and parse it as a pair of 256-bit values
dhmac_C || dhmac_S = dk_1.
C4. The client picks* a value x_C and computes** y_C = 2^x_C mod p, where p is
the Diffie-Hellman "group #14" modulus, and h_C = HMAC-SHA256(dhmac_C, y_C).
The client sends y_C || h_C to the server.
S4. The server receives a 2304-bit value which it parses as y_C || h_C, where
y_C is 2048 bits and h_C is 256 bits; and drops the connection if h_C is not
equal to HMAC-SHA256(dhmac_C, y_C) or y_C >= p.
S5. The server picks* a value x_S and computes** y_S = 2^x_S mod p and
h_S = HMAC-SHA256(dhmac_S, y_S). The server sends y_S || h_S to the client.
C5. The client receives a 2304-bit value which it parses as y_S || h_S, where
y_S is 2048 bits and h_S is 256 bits; and drops the connection if h_S is not

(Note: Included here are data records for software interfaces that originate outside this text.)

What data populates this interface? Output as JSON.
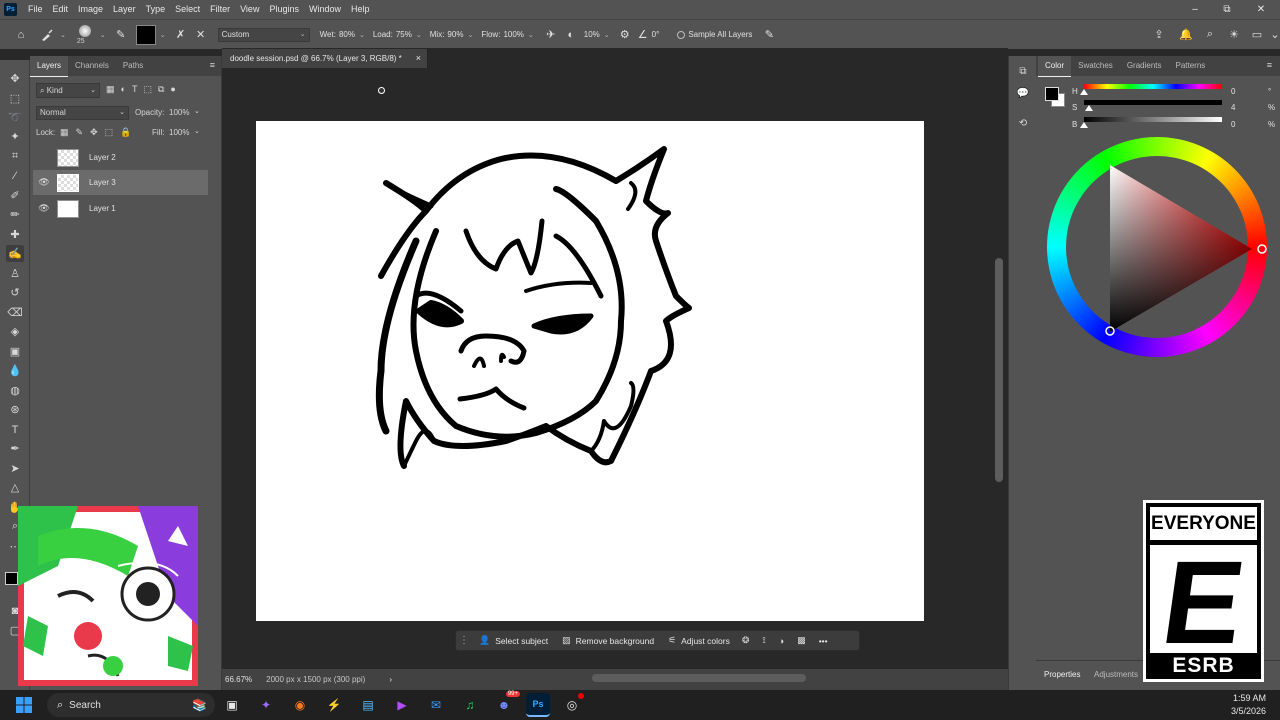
{
  "app": {
    "logo": "Ps"
  },
  "menubar": {
    "items": [
      "File",
      "Edit",
      "Image",
      "Layer",
      "Type",
      "Select",
      "Filter",
      "View",
      "Plugins",
      "Window",
      "Help"
    ]
  },
  "window_controls": {
    "minimize": "–",
    "restore": "⧉",
    "close": "✕"
  },
  "options": {
    "brush_size": "25",
    "preset": "Custom",
    "wet_label": "Wet:",
    "wet_value": "80%",
    "load_label": "Load:",
    "load_value": "75%",
    "mix_label": "Mix:",
    "mix_value": "90%",
    "flow_label": "Flow:",
    "flow_value": "100%",
    "smoothing_value": "10%",
    "angle_value": "0°",
    "sample_all_layers": "Sample All Layers"
  },
  "layers_panel": {
    "tabs": [
      "Layers",
      "Channels",
      "Paths"
    ],
    "filter_label": "Kind",
    "blend_mode": "Normal",
    "opacity_label": "Opacity:",
    "opacity_value": "100%",
    "lock_label": "Lock:",
    "fill_label": "Fill:",
    "fill_value": "100%",
    "layers": [
      {
        "name": "Layer 2",
        "visible": false,
        "selected": false
      },
      {
        "name": "Layer 3",
        "visible": true,
        "selected": true
      },
      {
        "name": "Layer 1",
        "visible": true,
        "selected": false
      }
    ]
  },
  "document": {
    "tab_title": "doodle session.psd @ 66.7% (Layer 3, RGB/8) *",
    "tab_close": "×",
    "zoom": "66.67%",
    "dimensions": "2000 px x 1500 px (300 ppi)",
    "status_caret": "›"
  },
  "context_bar": {
    "select_subject": "Select subject",
    "remove_background": "Remove background",
    "adjust_colors": "Adjust colors",
    "more": "•••"
  },
  "color_panel": {
    "tabs": [
      "Color",
      "Swatches",
      "Gradients",
      "Patterns"
    ],
    "h_label": "H",
    "h_value": "0",
    "h_unit": "°",
    "s_label": "S",
    "s_value": "4",
    "s_unit": "%",
    "b_label": "B",
    "b_value": "0",
    "b_unit": "%"
  },
  "bottom_tabs": {
    "properties": "Properties",
    "adjustments": "Adjustments"
  },
  "esrb": {
    "top": "EVERYONE",
    "letter": "E",
    "bottom": "ESRB"
  },
  "taskbar": {
    "search_label": "Search",
    "time": "1:59 AM",
    "date": "3/5/2026",
    "badge": "99+"
  }
}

equal to HMAC-SHA256(dhmac_S, y_S) or y_S >= p.
C6. The client computes** y_SC = y_S^x_C mod p.
S6. The server computes** y_SC = y_C^x_S mod p.

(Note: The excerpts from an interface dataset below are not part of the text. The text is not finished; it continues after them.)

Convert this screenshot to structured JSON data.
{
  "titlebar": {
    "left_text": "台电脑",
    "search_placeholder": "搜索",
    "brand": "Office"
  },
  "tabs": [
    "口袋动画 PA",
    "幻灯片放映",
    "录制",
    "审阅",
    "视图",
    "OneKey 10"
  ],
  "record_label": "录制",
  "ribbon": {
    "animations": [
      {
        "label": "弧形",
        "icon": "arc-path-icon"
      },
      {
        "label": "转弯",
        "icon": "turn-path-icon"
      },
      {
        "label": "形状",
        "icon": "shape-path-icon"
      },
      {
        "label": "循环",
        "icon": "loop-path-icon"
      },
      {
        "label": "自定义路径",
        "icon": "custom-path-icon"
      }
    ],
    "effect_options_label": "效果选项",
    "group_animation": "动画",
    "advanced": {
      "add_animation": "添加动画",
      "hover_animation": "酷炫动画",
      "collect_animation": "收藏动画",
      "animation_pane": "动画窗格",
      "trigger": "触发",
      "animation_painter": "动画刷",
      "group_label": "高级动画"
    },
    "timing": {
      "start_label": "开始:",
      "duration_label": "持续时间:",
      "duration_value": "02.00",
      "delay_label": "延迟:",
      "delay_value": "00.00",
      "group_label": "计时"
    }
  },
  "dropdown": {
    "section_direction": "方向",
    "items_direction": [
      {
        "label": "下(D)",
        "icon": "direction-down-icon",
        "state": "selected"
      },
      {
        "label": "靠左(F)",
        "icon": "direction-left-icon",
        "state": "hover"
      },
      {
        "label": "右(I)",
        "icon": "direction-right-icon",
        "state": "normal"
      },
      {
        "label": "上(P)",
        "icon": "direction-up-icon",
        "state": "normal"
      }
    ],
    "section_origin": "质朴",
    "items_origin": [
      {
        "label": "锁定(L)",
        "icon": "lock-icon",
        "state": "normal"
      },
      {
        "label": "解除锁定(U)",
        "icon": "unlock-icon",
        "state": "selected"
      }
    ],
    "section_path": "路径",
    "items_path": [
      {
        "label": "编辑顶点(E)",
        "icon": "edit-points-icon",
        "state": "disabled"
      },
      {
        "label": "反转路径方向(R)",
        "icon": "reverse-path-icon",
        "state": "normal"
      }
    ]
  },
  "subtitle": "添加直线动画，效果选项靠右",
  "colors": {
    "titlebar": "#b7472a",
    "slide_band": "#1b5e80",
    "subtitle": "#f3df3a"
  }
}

(Note that these two compute values are identical.)
C7/S7. Both parties now compute the 1024-bit value
dk_2 = PBKDF2-SHA256(K, nonce_C || nonce_S || y_SC, 1)
and parse it as a 4-tuple of 256-bit values

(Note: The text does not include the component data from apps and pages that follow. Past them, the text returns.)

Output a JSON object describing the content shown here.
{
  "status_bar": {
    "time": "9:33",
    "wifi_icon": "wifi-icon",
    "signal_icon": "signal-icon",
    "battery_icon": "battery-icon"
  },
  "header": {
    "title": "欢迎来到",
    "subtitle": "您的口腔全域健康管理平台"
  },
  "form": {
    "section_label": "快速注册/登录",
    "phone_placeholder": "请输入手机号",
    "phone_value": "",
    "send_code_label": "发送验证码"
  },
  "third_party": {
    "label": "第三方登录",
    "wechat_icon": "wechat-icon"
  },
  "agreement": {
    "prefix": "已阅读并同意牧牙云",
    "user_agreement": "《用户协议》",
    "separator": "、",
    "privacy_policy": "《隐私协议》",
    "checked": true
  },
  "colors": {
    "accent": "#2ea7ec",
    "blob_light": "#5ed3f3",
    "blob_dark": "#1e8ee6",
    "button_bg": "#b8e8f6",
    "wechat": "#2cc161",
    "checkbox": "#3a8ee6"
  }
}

E_C || H_C || E_S || H_S.
Thereafter, the client and server exchange 1060-byte packets P generated from
plaintext messages M of 1--1024 bytes
msg_padded = M || ( 0x00 x (1024 - length(M))) || bigendian32(length(M))
msg_encrypted = AES256-CTR(E, msg_padded, packet#)
P = msg_encrypted || HMAC-SHA256(H, msg_encrypted || bigendian64(packet#))
where E and H are E_C and H_C or E_S and H_S depending on whether the packet
is being sent by the client or the server, and AES256-CTR is computed with
nonce equal to the packet #, which starts at zero and increments for each
packet sent in the same direction.
* The values x_C, x_S picked must either be 0 (if forward perfect secrecy
is not desired) or have 256 bits of entropy (if forward perfect secrecy is
** The values y_C, y_S, and y_SC are 2048 bits and big-endian.
1. Under the random oracle model, K has at least 255 bits of entropy (it's a
256-bit hash computed from a value with at least 256 bits of entropy).
2. Provided that at least one party is following the protocol and the key
file has been used for fewer than 2^64 connections, the probability of the
tuple (K, nonce_C, nonce_S) being non-unique is less than 2^(-192).
3. Under the random oracle model, the probability of an attacker without
access to K guessing either of dhmac_C and dhmac_S is less than
P(attacker guesses K) +
P(the tuple has been input to the oracle before) +
P(the attacker directly guesses),
which is less than
2^(-255) + 2^(-192) + 2^(-255) = 2^(-192) + 2^(-254).
4. Consequently, in order for an attacker to convince a protocol-obeying
party that a tuple (y, h) is legitimate, the attacker must do at least 2^190
expected work (which we consider to be computationally infeasible and do not
consider any further).
5. If one of the parties opts to not have perfect forward secrecy, then the
value y_SC will be equal to 1 and dk_2 will have the same security properties
as dk_1, i.e., it will be computationally infeasible for an attacker without
access to K to compute dk_2.
6. If both parties opt for perfect forward secrecy, an attacker who can
compute y_SC has solved a Diffie-Hellman problem over the 2048-bit group #14,
which is (under the CDH assumption) computationally infeasible.
7. Consequently, if both parties opt for perfect forward secrecy, an attacker
who obtains access to K after the handshake has completed will continue to be
unable to compute dk_2 from information exchanged during the handshake.
8. Under the random oracle model, the packets P are indistinguishable from
random 1060-byte packets; thus no information about the keys used or the
plaintext being transmitted is revealed by post-key-exchange communications.
9. Because the values (msg_encrypted || bigendian(packet#)) are distinct for
each packet, under the random oracle model it is infeasible for an attacker
without access to the value H to generate a packet which will be accepted as